There has been a spate of mystery deaths around the coastline of a California seaside town, including a baby left unattended by its mother for a brief while and a peg-legged sailor who was attending to his boat and disappeared into the water - although his body reappeared later on, almost stripped of flesh and giving the two teenagers who found it a terrible fright. Journalist Ned Turner (John Huston) wonders about this and thinks to call in a sea life expert of his acquaintance, but believes he knows the motive behind these attacks has something to do with the undersea drilling nearby...
Yes, it's Jaws rip-off time again, and also time to contemplate if we John Carpenter's Halloween had not been the hit it was, would all those slasher movies of the late seventies and early eighties have been waterlogged horror adventures instead? Probably not, but it's chilling for all the wrong reasons to think that this trend could have never gone away, especially when you see a film as bankrupt of ideas as Tentacles, or Tentacoli as it was originally known in Italy, proving that there was nowhere for this subgenre to go.

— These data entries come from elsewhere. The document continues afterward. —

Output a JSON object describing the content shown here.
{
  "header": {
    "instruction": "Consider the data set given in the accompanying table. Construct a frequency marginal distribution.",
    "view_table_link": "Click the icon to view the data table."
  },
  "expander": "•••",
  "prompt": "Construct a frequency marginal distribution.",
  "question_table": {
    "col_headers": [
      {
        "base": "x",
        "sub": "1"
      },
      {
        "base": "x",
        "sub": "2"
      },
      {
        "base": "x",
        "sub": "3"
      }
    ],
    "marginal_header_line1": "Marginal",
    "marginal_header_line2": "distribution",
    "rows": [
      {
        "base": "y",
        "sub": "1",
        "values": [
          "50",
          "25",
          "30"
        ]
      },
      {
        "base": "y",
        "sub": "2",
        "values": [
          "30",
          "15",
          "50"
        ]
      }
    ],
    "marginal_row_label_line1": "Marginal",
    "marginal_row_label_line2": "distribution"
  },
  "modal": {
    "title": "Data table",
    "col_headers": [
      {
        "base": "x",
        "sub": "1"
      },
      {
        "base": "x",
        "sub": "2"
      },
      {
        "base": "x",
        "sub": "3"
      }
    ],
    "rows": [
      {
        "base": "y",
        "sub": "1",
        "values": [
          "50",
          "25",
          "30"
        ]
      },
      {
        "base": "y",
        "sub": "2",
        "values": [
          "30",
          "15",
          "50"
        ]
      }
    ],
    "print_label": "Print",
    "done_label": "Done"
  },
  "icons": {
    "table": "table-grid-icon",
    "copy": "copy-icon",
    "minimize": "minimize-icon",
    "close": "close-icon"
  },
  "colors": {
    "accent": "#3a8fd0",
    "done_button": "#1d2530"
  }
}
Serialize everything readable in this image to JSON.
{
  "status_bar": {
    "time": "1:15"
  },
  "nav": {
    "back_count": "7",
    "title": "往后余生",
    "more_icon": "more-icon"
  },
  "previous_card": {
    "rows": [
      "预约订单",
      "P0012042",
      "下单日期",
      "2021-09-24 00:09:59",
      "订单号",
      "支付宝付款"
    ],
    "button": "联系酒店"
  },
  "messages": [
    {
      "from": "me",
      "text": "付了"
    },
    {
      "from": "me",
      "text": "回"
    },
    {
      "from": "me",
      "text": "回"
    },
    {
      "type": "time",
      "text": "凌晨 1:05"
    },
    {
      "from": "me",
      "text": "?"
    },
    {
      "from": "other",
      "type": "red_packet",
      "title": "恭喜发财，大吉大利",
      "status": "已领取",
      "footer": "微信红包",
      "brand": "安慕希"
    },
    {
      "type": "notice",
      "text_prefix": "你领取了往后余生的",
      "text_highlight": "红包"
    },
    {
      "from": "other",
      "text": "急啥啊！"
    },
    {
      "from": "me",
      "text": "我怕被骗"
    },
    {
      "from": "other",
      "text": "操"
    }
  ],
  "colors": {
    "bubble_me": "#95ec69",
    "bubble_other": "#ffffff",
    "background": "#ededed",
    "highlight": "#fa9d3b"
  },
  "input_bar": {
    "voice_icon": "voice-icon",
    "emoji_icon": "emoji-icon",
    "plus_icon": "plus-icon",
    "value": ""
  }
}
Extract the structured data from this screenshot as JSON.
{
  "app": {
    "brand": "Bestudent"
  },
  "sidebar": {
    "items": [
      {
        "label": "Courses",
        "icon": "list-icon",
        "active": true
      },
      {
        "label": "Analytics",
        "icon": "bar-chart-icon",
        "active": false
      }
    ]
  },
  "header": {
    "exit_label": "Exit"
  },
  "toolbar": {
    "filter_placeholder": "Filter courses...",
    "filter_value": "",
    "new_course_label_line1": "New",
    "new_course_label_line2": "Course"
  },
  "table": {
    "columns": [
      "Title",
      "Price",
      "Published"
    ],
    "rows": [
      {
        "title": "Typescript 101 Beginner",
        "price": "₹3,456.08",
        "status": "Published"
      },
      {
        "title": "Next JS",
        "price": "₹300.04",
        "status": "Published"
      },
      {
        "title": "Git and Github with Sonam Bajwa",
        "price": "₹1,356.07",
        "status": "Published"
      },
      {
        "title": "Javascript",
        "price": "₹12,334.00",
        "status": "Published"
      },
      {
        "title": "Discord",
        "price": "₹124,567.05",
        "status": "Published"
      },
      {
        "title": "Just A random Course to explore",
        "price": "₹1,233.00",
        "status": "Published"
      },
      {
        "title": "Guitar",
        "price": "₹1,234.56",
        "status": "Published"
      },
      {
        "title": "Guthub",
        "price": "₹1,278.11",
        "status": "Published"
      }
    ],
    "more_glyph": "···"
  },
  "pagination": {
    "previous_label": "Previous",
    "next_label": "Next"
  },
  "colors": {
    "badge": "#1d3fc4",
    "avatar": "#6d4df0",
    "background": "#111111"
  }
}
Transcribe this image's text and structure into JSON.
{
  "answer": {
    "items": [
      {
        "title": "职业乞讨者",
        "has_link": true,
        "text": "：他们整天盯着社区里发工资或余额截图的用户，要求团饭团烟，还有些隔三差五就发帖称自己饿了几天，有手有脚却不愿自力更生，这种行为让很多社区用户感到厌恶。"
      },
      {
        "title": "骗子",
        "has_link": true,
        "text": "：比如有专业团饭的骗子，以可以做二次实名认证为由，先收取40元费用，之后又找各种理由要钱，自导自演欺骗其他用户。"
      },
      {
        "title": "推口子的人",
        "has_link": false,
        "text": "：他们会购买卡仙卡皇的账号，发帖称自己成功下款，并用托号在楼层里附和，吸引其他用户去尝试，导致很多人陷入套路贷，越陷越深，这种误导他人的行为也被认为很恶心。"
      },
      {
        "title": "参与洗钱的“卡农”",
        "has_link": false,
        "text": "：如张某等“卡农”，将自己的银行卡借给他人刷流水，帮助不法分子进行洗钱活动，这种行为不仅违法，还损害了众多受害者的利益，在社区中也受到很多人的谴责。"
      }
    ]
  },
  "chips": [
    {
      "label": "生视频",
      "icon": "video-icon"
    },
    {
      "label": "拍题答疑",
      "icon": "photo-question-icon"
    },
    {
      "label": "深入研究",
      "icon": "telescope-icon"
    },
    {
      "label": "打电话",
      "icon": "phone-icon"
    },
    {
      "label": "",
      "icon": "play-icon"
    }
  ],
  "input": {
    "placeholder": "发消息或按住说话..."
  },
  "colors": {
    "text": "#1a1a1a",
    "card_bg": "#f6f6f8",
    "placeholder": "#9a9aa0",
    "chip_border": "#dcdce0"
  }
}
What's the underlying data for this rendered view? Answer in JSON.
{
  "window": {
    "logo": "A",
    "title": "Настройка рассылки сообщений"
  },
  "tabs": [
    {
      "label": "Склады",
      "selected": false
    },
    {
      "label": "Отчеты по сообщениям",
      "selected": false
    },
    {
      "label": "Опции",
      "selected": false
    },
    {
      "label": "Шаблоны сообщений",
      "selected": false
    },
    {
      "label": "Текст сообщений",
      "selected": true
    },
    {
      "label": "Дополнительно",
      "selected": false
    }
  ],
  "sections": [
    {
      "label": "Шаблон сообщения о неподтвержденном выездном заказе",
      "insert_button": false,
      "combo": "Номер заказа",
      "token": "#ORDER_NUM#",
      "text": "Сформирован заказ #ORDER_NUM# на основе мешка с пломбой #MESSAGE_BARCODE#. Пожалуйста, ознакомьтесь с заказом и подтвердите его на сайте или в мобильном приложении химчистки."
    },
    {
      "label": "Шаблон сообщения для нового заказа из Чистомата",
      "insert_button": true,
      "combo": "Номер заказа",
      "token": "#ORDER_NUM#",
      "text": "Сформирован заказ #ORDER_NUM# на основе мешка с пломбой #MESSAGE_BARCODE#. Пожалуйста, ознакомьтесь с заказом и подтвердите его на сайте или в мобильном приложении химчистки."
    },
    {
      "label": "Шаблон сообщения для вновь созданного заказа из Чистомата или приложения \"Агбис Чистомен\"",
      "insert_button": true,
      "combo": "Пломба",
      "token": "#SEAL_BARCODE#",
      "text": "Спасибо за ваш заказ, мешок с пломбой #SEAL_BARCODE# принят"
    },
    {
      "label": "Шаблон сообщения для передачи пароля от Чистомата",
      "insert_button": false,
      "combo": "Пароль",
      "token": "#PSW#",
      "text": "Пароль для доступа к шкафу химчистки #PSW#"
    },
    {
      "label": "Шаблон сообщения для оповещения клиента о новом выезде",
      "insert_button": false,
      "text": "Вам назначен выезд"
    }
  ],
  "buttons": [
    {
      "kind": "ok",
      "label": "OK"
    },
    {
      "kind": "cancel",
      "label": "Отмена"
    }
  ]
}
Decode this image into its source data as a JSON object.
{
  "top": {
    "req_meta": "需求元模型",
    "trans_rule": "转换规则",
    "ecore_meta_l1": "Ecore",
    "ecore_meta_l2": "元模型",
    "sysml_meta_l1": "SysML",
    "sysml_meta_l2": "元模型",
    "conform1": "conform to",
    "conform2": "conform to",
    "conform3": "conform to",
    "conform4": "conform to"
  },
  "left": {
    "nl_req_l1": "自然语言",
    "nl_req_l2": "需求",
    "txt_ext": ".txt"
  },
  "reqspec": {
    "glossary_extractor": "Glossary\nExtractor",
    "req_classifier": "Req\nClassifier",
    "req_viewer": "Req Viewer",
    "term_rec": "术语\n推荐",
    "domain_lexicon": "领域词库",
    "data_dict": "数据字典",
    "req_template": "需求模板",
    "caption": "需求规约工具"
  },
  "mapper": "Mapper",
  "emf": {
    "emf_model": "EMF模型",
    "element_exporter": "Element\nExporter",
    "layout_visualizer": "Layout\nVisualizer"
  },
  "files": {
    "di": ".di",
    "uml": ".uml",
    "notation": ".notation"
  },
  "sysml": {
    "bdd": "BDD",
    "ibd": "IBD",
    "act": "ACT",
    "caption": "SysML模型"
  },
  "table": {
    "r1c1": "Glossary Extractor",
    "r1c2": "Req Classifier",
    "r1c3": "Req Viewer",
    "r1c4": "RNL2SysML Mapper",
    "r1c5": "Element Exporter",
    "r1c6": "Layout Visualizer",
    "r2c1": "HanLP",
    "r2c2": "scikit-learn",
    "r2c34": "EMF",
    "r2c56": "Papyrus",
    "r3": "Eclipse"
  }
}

Jaws had really been the first and final word in this type of film, and here director Ovidio G. Assonitis and his team of four writers exhibited little understanding of what made the Steven Spielberg hit tick. Indeed, he may have secured the services of some notable (if ageing) guest stars, but they hardly seem to be appearing in the same movie together so disjointed is the editing and plotline. Fourth-billed Henry Fonda, for example, shows up for about two minutes in two - count 'em - scenes, and one of those features him on the telephone to Huston, so we never see them share the screen.
Also appearing for a nice holiday in the sun with pay is Shelley Winters as Ned's sister Tillie, who he lives with along with her young son (too young to be believable, really). As Winters fluffs her lines, even forgetting her screen offspring's name at one point, it becomes clear they are present to be menaced by the monster, which in this case is an octopus of humungous proportions. Of course, we have to take this great size as read, because in the footage we see of it, it looks like a normal-sized octopus. Because that's what it is.
Despite this handicap, the monster cuts a swathe through the cast with the assistance of a rubber tentacle and a rubber head which zooms through the waves as if it were a speedboat; we get octopus-eye views of the action, too. In the big attack sequence, Tillie's son taking part in a sailing race with his young friend when the creature disrupts it, and this bit can be seen as the highlight if only because it's filmed so bizarrely it verges on the avant garde. With Stelvio Cipriani's groovy soundtrack blaring, Assonitis employs freeze frames, intercutting between dry land and the sea, and a weird stand up comedy voiceover that includes an lengthy anti-Scottish gag as all the while the octopus goes after who you'd expect. Thank goodness for Bo Hopkins' marine expert and his two pet killer whales (he even gives them a heartfelt pep talk) who get on to the octopus's case when Bo's wife is eaten. If only it was as funny as it sounds then Tentacles might have been entertaining.